## Assignment
Copy each line below that contains "Send".

Collected data:
-----

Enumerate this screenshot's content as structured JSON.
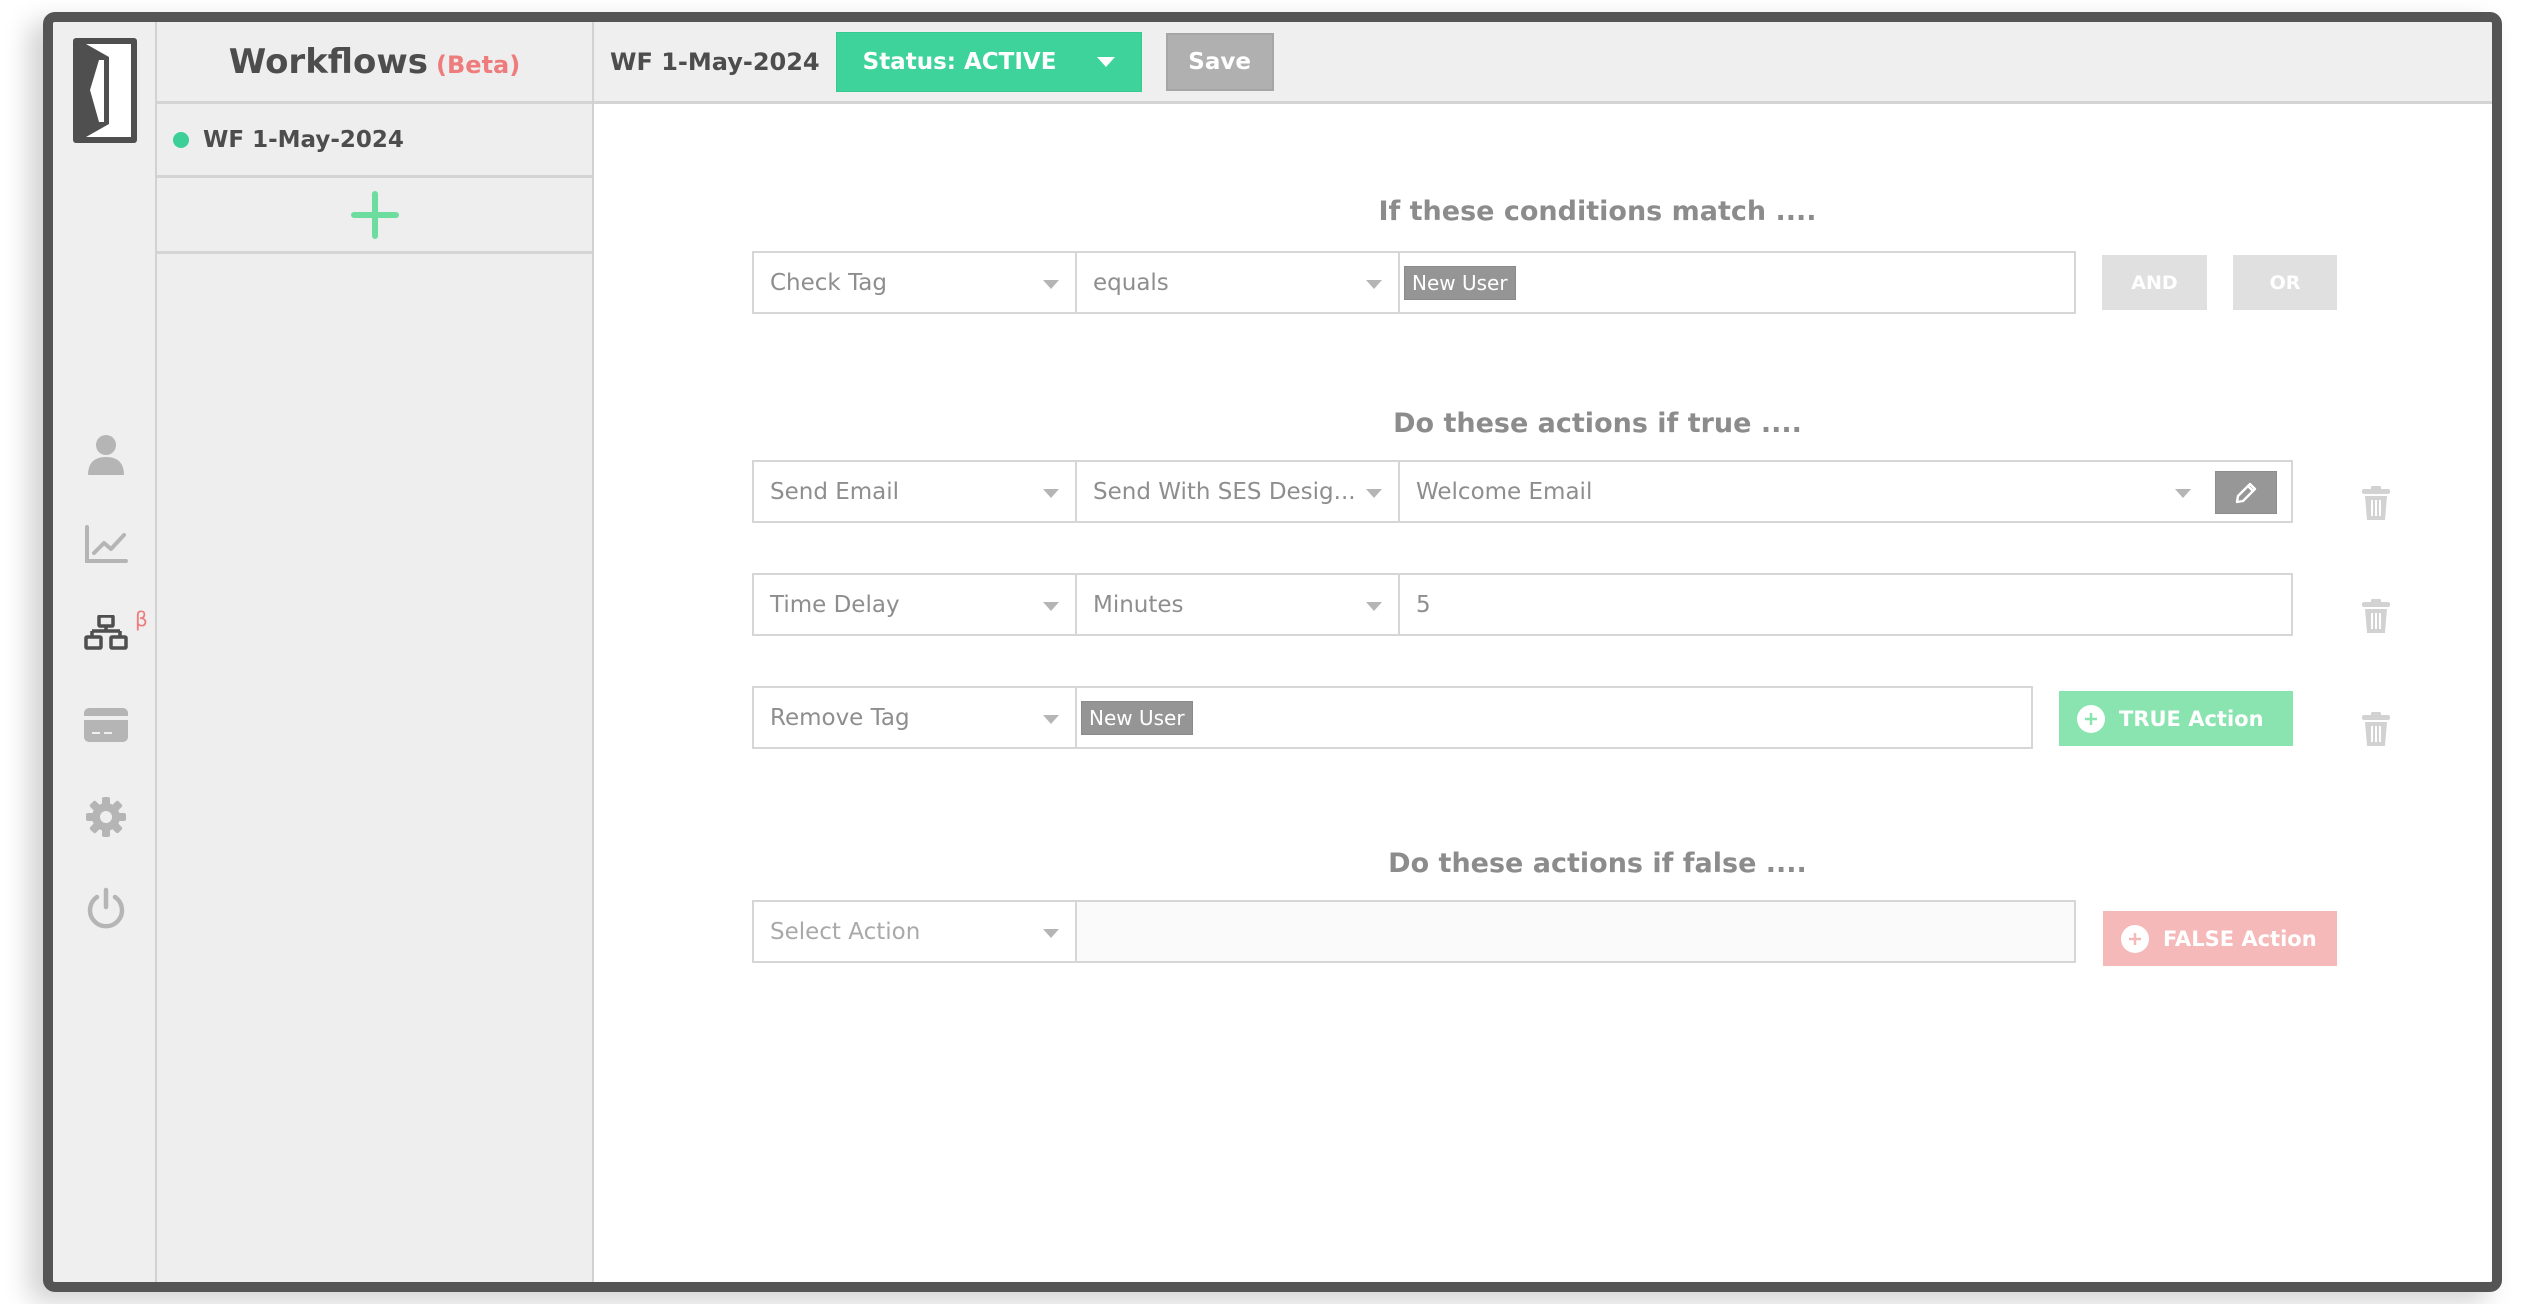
{
  "colors": {
    "accent_green": "#3dd39b",
    "beta_red": "#ef7c7c",
    "true_action_bg": "#8ae4b0",
    "false_action_bg": "#f6b9b9",
    "frame": "#555555"
  },
  "rail": {
    "icons": [
      {
        "name": "user-icon",
        "active": false
      },
      {
        "name": "chart-icon",
        "active": false
      },
      {
        "name": "workflow-icon",
        "active": true,
        "badge": "β"
      },
      {
        "name": "credit-card-icon",
        "active": false
      },
      {
        "name": "gear-icon",
        "active": false
      },
      {
        "name": "power-icon",
        "active": false
      }
    ]
  },
  "panel": {
    "title": "Workflows",
    "beta_label": "(Beta)",
    "workflows": [
      {
        "name": "WF 1-May-2024",
        "status": "active"
      }
    ],
    "add_icon": "plus-icon"
  },
  "header": {
    "title": "WF 1-May-2024",
    "status_label": "Status: ACTIVE",
    "save_label": "Save"
  },
  "conditions": {
    "heading": "If these conditions match ....",
    "row": {
      "field": "Check Tag",
      "operator": "equals",
      "tags": [
        "New User"
      ]
    },
    "and_label": "AND",
    "or_label": "OR"
  },
  "true_actions": {
    "heading": "Do these actions if true ....",
    "rows": [
      {
        "action": "Send Email",
        "method": "Send With SES Desig...",
        "value": "Welcome Email"
      },
      {
        "action": "Time Delay",
        "unit": "Minutes",
        "value": "5"
      },
      {
        "action": "Remove Tag",
        "tags": [
          "New User"
        ]
      }
    ],
    "add_label": "TRUE Action"
  },
  "false_actions": {
    "heading": "Do these actions if false ....",
    "row": {
      "action_placeholder": "Select Action",
      "value": ""
    },
    "add_label": "FALSE Action"
  }
}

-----

## Result
        "action": "Send Email",
        "method": "Send With SES Desig...",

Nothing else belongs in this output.